  10. Burton Mack, Who Wrote the New Testament: The Making of the Christian Myth, 1989, Harper Collins, pp. 6-7.
  11. T.F. Glick, Glick, T.F. Irrigation and Society in Medieval Valencia, 1970, Belknap Press of Harvard University Press, p. 178. ISBN 0-674-46675-6p.
  12. See, for example, Thomas Cahill, How the Irish Saved Civilization, 1995, Anchor Books (Random House).
  13. Cyrus H. Gordon and Gary A. Rendsburg, The Bible and the Ancient Near East (4th ed.), 1997, W.W. Norton & Co., p. 36. ISBN 978-0-393-31689-6. See also, Nicolas Wyatt, Space and Time in the Religious Life of the Near East, 2001, A&C Black. p. 244. ISBN 978-0-567-04942-1.

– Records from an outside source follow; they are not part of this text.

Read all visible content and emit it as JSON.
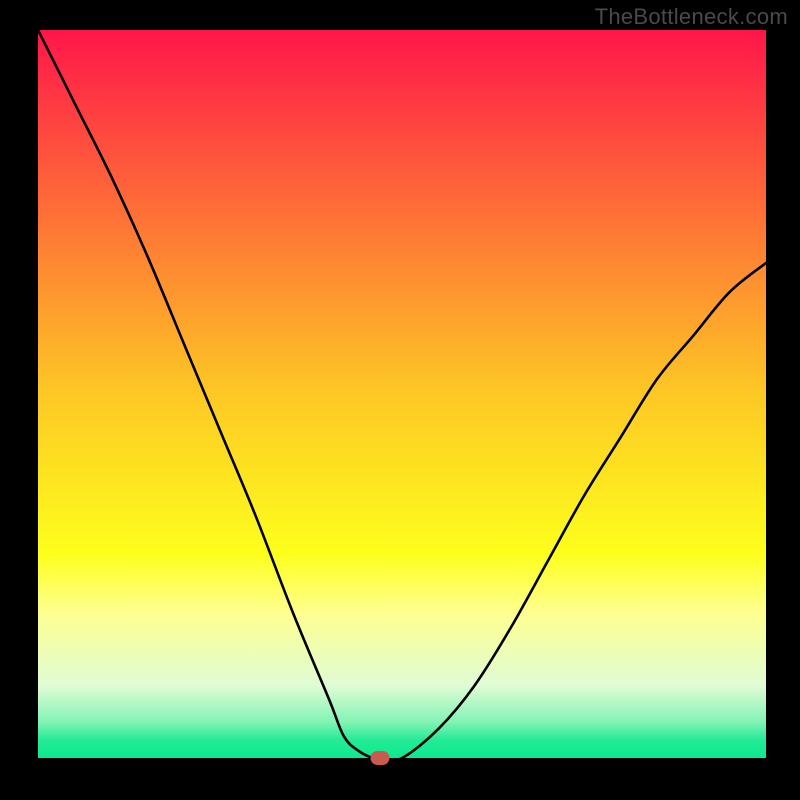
{
  "watermark": "TheBottleneck.com",
  "chart_data": {
    "type": "line",
    "title": "",
    "xlabel": "",
    "ylabel": "",
    "xlim": [
      0,
      100
    ],
    "ylim": [
      0,
      100
    ],
    "grid": false,
    "series": [
      {
        "name": "curve",
        "x": [
          0,
          5,
          10,
          15,
          20,
          25,
          30,
          35,
          40,
          42,
          44,
          46,
          47,
          50,
          55,
          60,
          65,
          70,
          75,
          80,
          85,
          90,
          95,
          100
        ],
        "y": [
          100,
          90,
          80,
          69,
          57,
          45,
          33,
          20,
          8,
          3,
          1,
          0,
          0,
          0,
          4,
          10,
          18,
          27,
          36,
          44,
          52,
          58,
          64,
          68
        ]
      }
    ],
    "marker": {
      "x": 47,
      "y": 0,
      "color": "#c85a4e"
    },
    "gradient_stops": [
      {
        "offset": 0.0,
        "color": "#ff164a"
      },
      {
        "offset": 0.25,
        "color": "#fe6f37"
      },
      {
        "offset": 0.5,
        "color": "#fdc824"
      },
      {
        "offset": 0.72,
        "color": "#fdff1c"
      },
      {
        "offset": 0.8,
        "color": "#feff8f"
      },
      {
        "offset": 0.9,
        "color": "#e0fcd5"
      },
      {
        "offset": 0.95,
        "color": "#84f3b6"
      },
      {
        "offset": 0.975,
        "color": "#25eb97"
      },
      {
        "offset": 1.0,
        "color": "#0be98e"
      }
    ]
  }
}
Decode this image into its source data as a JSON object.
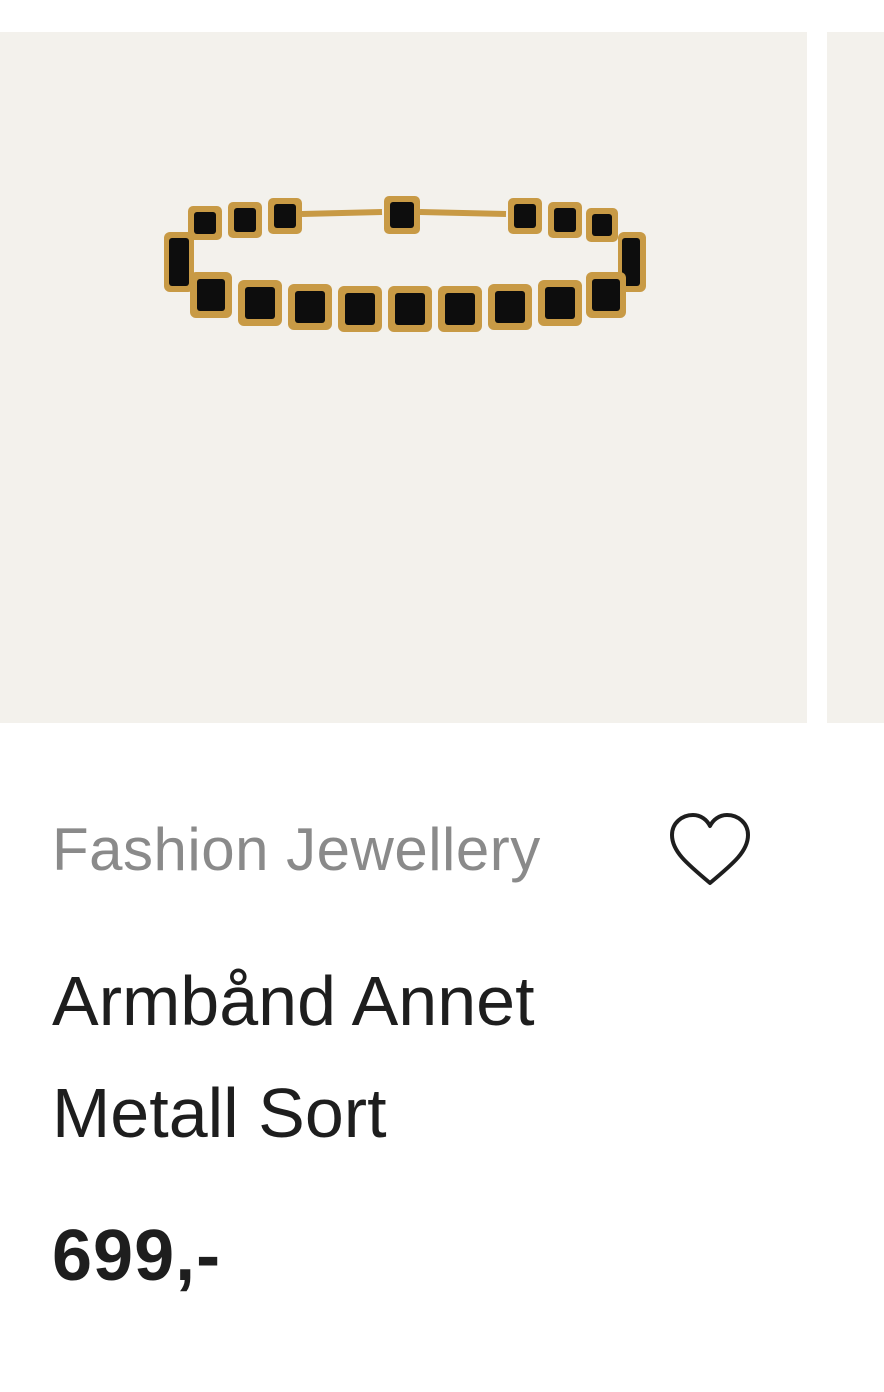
{
  "products": [
    {
      "brand": "Fashion Jewellery",
      "title_line1": "Armbånd Annet",
      "title_line2": "Metall Sort",
      "price": "699,-",
      "image_bg": "#f3f1ec",
      "favorite_icon": "heart-outline-icon"
    }
  ],
  "colors": {
    "text_primary": "#1e1e1e",
    "text_secondary": "#8a8a8a",
    "image_background": "#f3f1ec",
    "gold": "#c89a45",
    "stone": "#0d0d0d"
  }
}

  14. Kenneth M. Wilson, Augustine’s Conversion from Traditional Free Choice to “Non-free Free Will”: A Comprehensive Methodology, 2018, Tübingen: Mohr Siebeck., pp. 16–18; 157–159; 269–271; and 279–285. ISBN 978-3-16-155753-8.

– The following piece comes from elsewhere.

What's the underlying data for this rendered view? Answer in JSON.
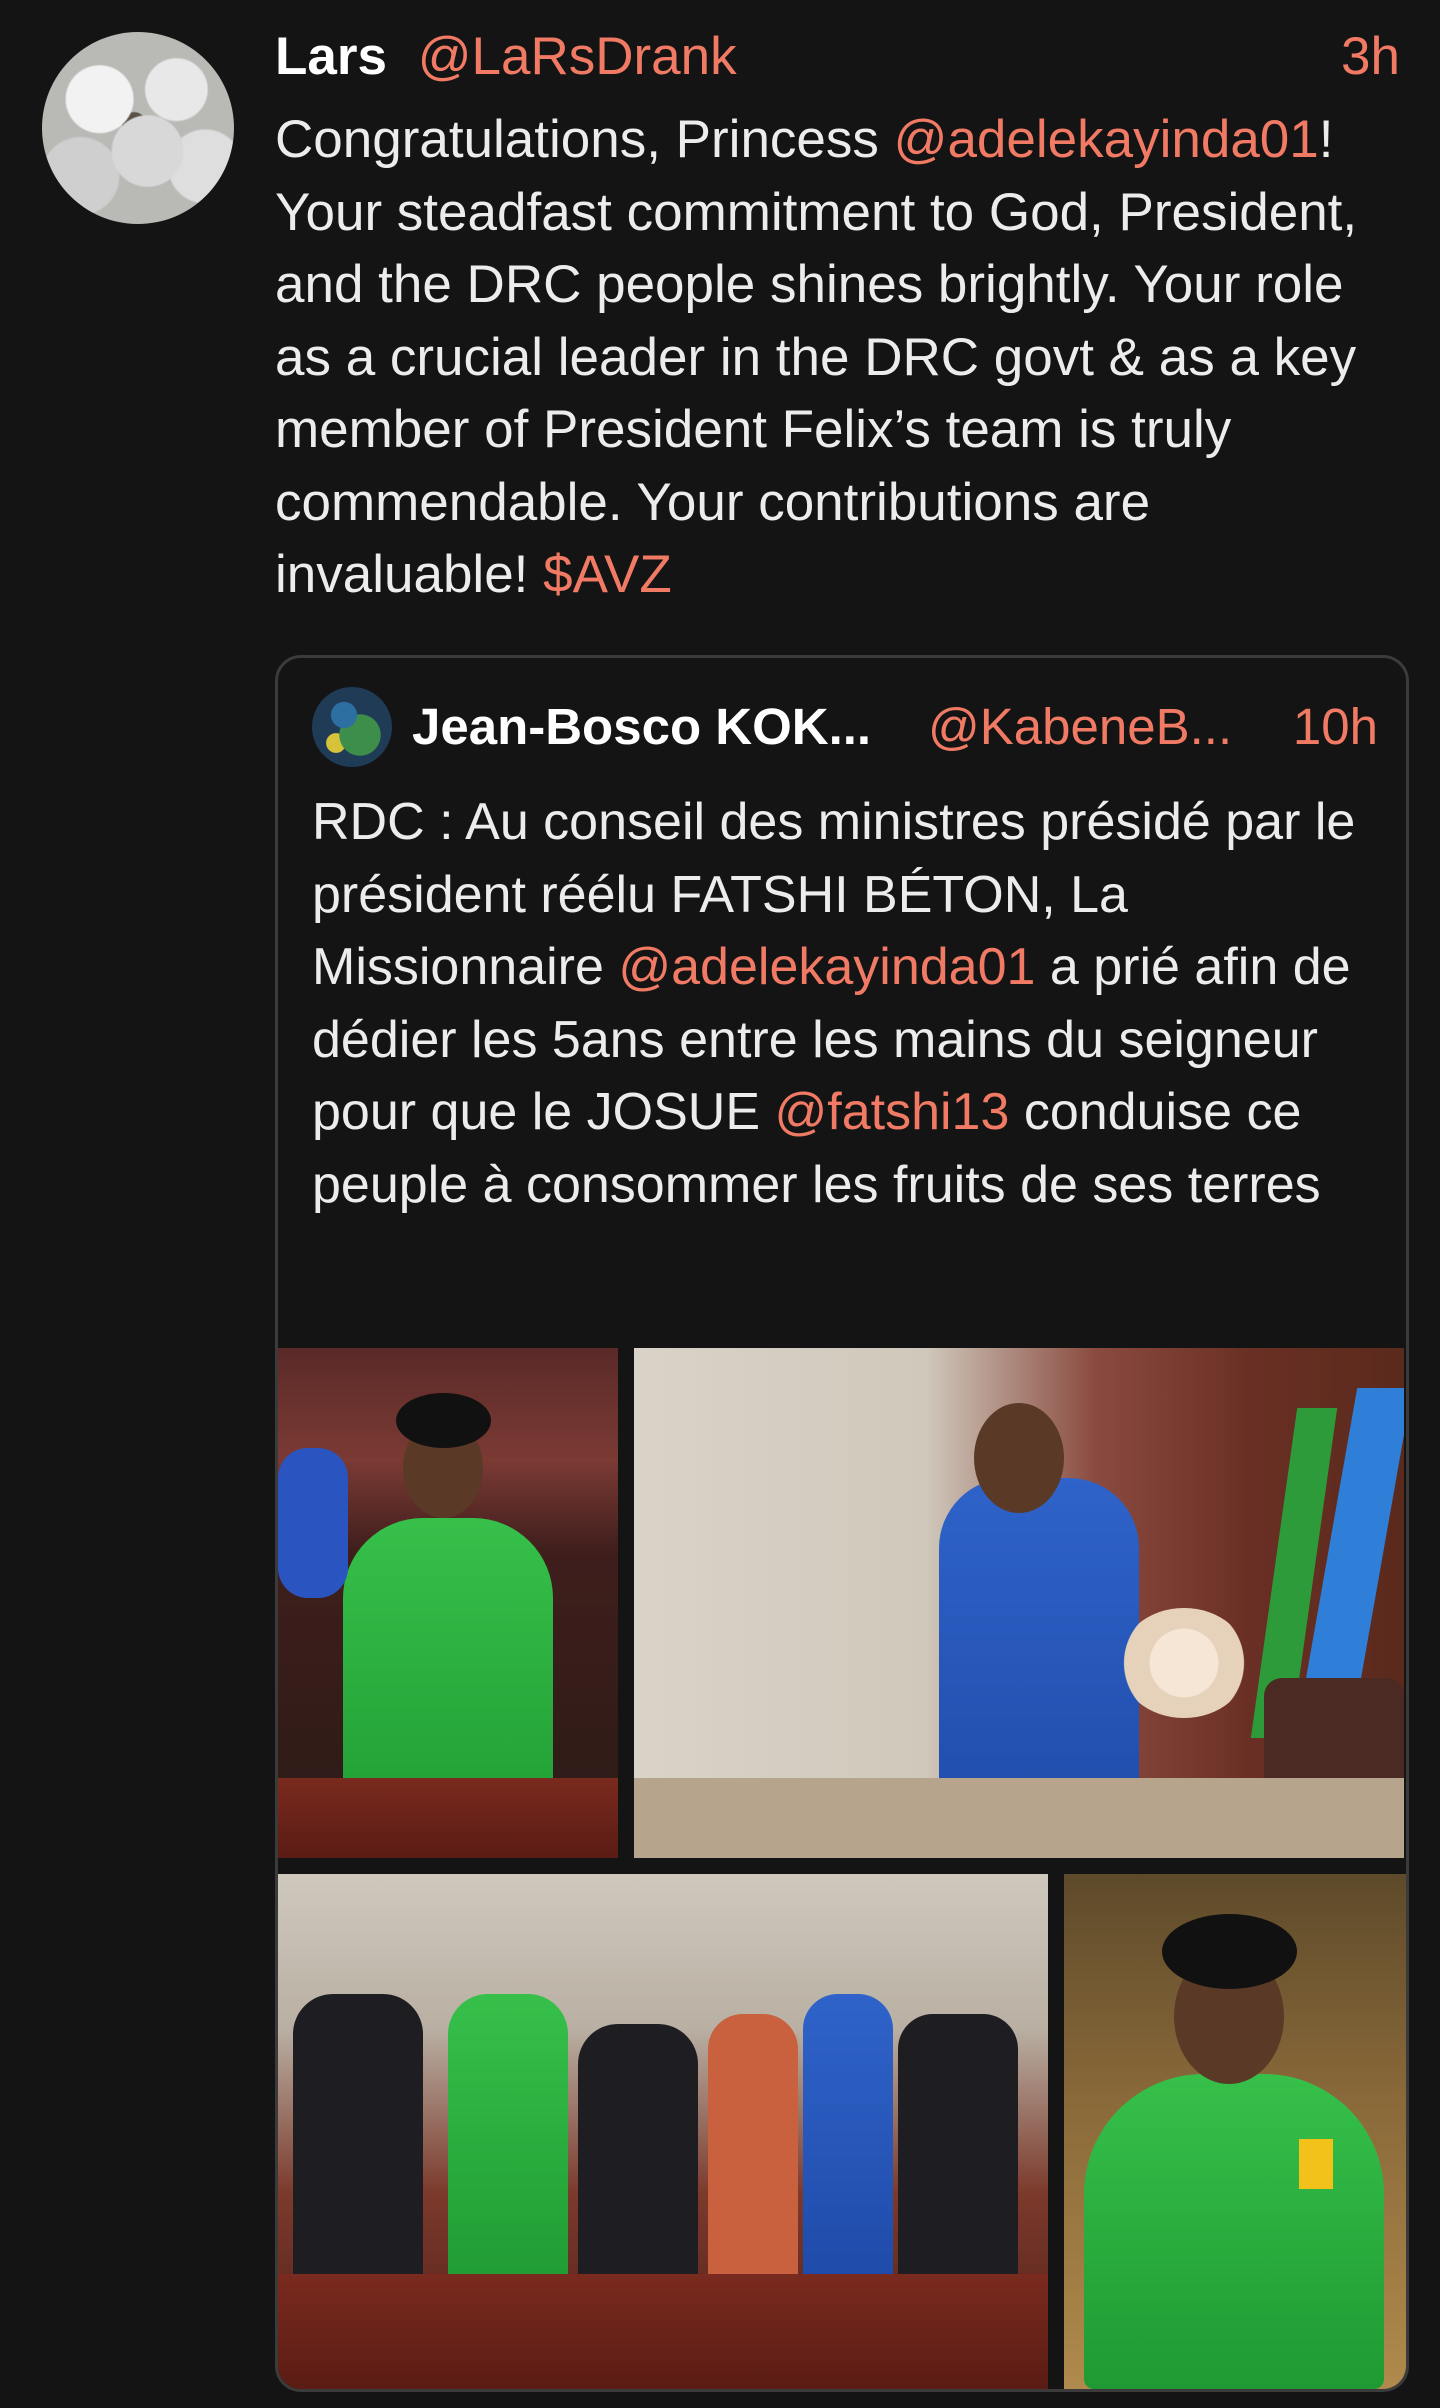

  15. Joan E. Strassmann, Joan E.; Robert E. Page; Gene E. Robinson; and Thomas D. Seeley, (March 2011). “Kin Selection and Eusociality,” March 2011, Nature, 471 (7339): E5–E6. Bibcode:2011Natur.471E…5S. doi:10.1038/nature09833. PMID 21430723. S2CID 205224117.
  16. Karen L. King, “Women in Ancient Christianity: The New Discoveries, 2009, Frontline: The First Christians.
  17. Antii Marjanen, The Woman Jesus Loved: Mary Magdalene in the Nag Hammadi Library and Related Documents, 1996, Brill. ISBN 9004106588.
  18. James and D.E. Desiree Hurtak, Pistis Sophia Text and Commentary, 1999, Academy for Future Science, 1999. See also, Pistis Sophia: A Gnostic Gospel, translated by G.R.S. Mead, 1991 and 2006, The Book Tree. ISBN 978-58509-268-3.
  19. Richard J. Hooper, “The Crucifixion of “Mary Magdalene: The Historical Tradition of the First Apostle and the Ancient Church’s Campaign to Suppress It,” Sanctuary, 2005 p. 81. ISBN 978-0-9746995-4-7.2005.
  20. Susan Haskins, Mary Magdalen: Myth and Metaphor, 1993, Riverhead Books, The Berkley Publishing Group.
  21. Holy See Bulletin 10/06/2016.
  22. “Catechism of the Catholic Church – IntraText”. www.vatican.va.
  23. Article on “Indulgences,” F.L. Cross, ed. The Oxford Dictionary of the Christian Church, Oxford University Press. 2005,
  24. “The Historical Origin of Indulgences,” Library, www.catholiccultire.org. See also, Johann Peter Kirsch, “The Reformation”. The Catholic Encyclopedia. Vol. 12., Transcribed for New Advent by Marie Jutras, Robert Appleton Company
  25. See “Calvin and Geneva,” The Carrie Library, Univ. of Kansas
  26. “John Calvin,” The Institutes of the Christian Religion, II.1.8, LCC, 2 vols., trans. Ford Lewis Battles, ed. John T. McNeill, 1960, Westminster, p. 251 (p. 217 of CCEL edition).
  27. William Gilbert, Renaissance and Reformation, unpublished, 1992. A donated E-Books under Copyright.
  28. Richard M. Golden, “Satan in Europe: The Geography of Witch Hunts,” 1997, in Wolfe, Michael (ed.), Changing Identities in Early Modern France. Duke University Press. p. 234.